      Other than a personal level, I don't see much in the Red Letters about an attack on institutions. Certainly not an attack on His Church. If anything, He was more inclusive about the Church, and demanded that they Love One Another, but He did leave open the door to disciple for specific bad behavior. I sincerely doubt that He would have attacked the United Methodist Church - that seems anathema. His positive discussion of wealth and business, and of Roman governing and military authorities leave those in good stead as well. He just doesn't fit in a box.

      But there is no doubt that humans have a distinct capacity to sin and destroy - even within the Church.

    3. It seems to me that a close reading of the Gospels indicates that Jesus was constantly fighting against the principalities and powers--in both the religious and political worlds--in what he said and did. The "cleansing of the Temple," is one good example of his opposition to the religious establishment.

      If the reference in the above comment is about Stringfellow's listing of the Methodist Church as being one of the principalities and powers, that was only an example, and any other church organization with power, possessions, and prestige could have just as easily been listed -- just as General Motors could just as easily been his example rather than Ford Motor Company.

    4. Wink summarizes the thesis of his volumes in this way:
      The Powers are good.
      The Powers are fallen.
      The Powers must be redeemed.

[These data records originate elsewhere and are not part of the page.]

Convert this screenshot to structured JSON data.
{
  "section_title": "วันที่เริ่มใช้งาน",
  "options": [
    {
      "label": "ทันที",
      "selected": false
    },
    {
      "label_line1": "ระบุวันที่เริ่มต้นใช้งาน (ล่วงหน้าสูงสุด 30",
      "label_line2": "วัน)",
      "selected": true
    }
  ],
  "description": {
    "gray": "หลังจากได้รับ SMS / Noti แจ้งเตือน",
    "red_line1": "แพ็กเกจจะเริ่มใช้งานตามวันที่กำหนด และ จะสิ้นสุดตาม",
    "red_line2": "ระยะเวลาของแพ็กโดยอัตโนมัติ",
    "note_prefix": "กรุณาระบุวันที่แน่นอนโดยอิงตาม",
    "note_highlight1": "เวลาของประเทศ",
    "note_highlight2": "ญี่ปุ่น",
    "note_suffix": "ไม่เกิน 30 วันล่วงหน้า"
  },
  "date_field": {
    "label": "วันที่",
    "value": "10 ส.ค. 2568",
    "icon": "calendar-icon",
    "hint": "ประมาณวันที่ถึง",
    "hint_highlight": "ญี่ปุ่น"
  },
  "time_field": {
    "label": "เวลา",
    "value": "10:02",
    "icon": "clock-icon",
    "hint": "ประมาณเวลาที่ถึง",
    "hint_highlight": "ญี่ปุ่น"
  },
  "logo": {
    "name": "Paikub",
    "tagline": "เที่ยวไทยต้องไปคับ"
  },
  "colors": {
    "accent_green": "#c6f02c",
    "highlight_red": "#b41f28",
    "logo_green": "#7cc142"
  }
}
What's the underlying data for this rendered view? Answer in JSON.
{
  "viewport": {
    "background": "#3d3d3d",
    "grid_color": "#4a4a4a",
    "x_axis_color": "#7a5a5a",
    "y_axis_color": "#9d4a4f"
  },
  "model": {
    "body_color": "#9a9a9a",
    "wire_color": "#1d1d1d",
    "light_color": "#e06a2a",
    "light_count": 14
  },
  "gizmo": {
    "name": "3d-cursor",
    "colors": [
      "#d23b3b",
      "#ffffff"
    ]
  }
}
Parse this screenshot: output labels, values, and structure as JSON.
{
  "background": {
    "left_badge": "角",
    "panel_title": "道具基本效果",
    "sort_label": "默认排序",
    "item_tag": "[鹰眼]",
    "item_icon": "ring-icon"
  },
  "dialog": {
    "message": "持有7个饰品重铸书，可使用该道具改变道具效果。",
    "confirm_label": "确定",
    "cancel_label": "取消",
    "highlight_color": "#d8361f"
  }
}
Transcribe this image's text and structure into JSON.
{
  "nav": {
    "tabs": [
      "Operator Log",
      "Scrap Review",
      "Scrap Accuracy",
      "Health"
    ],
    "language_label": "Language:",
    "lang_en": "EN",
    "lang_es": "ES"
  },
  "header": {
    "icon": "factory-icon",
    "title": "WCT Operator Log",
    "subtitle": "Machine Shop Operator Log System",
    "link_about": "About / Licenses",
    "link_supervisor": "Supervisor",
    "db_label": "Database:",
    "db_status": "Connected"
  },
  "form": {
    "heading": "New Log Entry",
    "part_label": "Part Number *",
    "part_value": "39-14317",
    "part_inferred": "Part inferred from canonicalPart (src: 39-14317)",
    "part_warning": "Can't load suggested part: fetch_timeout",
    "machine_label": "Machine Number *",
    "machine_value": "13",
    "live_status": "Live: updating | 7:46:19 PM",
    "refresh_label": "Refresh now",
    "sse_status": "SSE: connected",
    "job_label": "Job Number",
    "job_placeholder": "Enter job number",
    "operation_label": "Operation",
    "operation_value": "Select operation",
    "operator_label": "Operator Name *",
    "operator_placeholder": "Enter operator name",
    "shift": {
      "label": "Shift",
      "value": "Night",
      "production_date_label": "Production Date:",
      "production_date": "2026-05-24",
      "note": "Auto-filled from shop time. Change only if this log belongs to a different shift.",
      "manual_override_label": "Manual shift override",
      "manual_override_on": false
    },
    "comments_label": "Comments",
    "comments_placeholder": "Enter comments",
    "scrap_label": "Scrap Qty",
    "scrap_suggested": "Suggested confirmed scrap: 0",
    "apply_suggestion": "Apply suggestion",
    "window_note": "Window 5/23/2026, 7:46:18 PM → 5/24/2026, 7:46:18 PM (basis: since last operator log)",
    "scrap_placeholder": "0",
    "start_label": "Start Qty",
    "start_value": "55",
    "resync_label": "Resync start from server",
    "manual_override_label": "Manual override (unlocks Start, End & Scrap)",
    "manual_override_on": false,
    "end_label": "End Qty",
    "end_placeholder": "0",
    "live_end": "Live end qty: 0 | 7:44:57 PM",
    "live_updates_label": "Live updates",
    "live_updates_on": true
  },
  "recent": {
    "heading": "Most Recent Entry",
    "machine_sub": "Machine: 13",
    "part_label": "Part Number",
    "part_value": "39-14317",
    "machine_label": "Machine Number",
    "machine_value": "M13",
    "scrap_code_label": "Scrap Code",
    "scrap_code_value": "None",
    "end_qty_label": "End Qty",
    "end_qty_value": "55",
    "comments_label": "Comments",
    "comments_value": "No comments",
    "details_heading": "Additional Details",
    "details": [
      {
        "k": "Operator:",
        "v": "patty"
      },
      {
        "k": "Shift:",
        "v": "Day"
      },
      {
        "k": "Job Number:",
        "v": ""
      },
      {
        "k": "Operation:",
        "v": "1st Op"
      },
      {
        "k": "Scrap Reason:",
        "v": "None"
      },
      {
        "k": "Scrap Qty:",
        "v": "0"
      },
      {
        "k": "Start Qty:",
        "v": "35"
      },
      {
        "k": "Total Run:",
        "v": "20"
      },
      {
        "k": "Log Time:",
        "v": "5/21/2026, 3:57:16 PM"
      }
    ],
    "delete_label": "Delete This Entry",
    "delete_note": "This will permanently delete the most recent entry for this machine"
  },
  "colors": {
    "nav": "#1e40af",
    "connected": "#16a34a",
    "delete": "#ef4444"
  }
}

      Thus he calls the third volume in the trilogy not "Comparing the Powers" or "Resisting the Powers" but "Engaging the Powers," because he wants to see them changed.

  8. Three cheers to you, Leroy, regarding the faux Stupid Bowl. Early in my life I decided I'd rather be intelligent than a sideline sports jockey. It paid off handsomely and I've never regretted my decision! The Olympics are a somewhat different matter, but again, I pick mind over matter, brains over brawn!